We attempted to renovate the house sustainably. ‘Sustainability’ is a word which now is everywhere in the media, politics and business. I was lucky enough to study terms like ‘sustainability’ at university whilst on an environmental history degree around the same time as the move and I had done some environmental volunteer work in Nepal based around appropriate rural technologies, so fortunately I had some grasp of the theory involved in eco-projects.
The practice of building a sustainable smallholding was another matter! We built an aqueduct and water wheel to generate electricity, installed a solar thermal hot water system, erected a grid linked wind turbine, dug in a heat sync for our greenhouse, mounted a dual solar and wind system for using our spring water in the house, planted lots of trees, fruit and vegetables, insulated the newly built roof, fitted wood burners, reared pigs and poultry, and used a compost loo. We still use the compost loo and all of the other technologies are functioning well.
As smallholders well know, living in the countryside is ideal. You feel a real connection to the seasons and being outside is great for both body and mind. As a result of making the move towards self-sufficiency we received thousands of emails, from pleas for advice to me getting propositioned by ‘experienced’ women. It was all very positive feedback but there was one criticism: “It’s alright for you. But, what if you live in a city?”
The answer was quite simple; being green can be easy wherever you are. So, we made another TV series. This time I co-presented it with Dad, It’s Not Easy Being Green, and we set off round the country with our bio-diesel fuelled Land Rover to show other people in various towns and differing circumstances the financial and environmental benefits of going green.
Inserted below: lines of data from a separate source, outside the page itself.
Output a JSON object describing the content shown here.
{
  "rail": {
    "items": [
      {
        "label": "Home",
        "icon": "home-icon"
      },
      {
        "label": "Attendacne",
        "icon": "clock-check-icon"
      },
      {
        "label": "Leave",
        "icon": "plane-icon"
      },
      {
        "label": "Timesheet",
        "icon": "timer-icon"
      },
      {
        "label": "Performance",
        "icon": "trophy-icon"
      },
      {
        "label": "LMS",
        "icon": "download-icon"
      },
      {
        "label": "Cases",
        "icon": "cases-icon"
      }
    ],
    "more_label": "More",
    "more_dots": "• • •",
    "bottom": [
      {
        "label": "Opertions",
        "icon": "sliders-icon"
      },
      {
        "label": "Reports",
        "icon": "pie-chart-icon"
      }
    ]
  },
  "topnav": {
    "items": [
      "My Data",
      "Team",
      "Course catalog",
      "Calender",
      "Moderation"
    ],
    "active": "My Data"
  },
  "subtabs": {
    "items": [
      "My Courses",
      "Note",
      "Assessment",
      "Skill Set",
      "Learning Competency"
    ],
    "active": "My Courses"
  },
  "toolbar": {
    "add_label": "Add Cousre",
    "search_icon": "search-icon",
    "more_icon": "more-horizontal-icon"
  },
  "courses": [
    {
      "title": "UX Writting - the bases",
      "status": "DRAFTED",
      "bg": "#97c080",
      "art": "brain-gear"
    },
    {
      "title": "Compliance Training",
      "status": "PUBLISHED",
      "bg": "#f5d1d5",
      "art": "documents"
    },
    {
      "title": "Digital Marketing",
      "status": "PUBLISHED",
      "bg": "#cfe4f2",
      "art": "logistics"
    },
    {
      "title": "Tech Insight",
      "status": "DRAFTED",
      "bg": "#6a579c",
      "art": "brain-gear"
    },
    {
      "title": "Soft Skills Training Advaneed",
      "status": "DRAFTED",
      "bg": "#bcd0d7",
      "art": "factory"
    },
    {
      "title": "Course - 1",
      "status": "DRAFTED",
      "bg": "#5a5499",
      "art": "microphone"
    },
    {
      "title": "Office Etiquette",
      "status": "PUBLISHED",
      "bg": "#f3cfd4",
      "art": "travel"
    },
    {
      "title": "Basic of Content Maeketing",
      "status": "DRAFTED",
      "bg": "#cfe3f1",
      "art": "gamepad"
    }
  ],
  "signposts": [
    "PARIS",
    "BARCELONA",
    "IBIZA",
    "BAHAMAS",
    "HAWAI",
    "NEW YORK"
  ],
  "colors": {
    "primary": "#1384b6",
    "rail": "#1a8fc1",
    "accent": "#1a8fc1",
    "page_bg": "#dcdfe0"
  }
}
We built a homemade solar thermal system in London, redecorated with eco-paints in Staffordshire and did numerous other sustainable projects around Britain.
Since then I have been living in Cornwall helping to run the holding. I have made appearances on TV shows as an eco expert and recently got offered a job in Fiji. The location made the decision difficult, because I had chosen to reduce how much I fly, but the job was for four months on a desert island promoting the local community and eco-tourism. It was absolutely amazing! My job title was ‘sustainability manager’ and my work there featured on the BBC television show Paradise or Bust (2008). Since my return to Cornwall I have been co-writing a book on seasonal living with my dad and working hard in the garden. I am also currently working as sustainability workshop coordinator for the nationwide charity ‘Wastebusters’, teaching in schools and promoting environmental awareness.
Over the coming months I will be writing about what I have learnt from traditions and folklore, about monthly festivals, to what I am doing here at New House Farm, tips on what to grow in the garden, what to forage and when, and maybe – if I am allowed – some ideas for recipes.
I hope that some of what I will have to say will be new, interesting and informative, especially on the alternative technology front, but I also realise that much of what I have to say will be old news to many established smallholders.
So, if you’re already in the know, please carry on with what you are doing and, if you aren’t then get involved!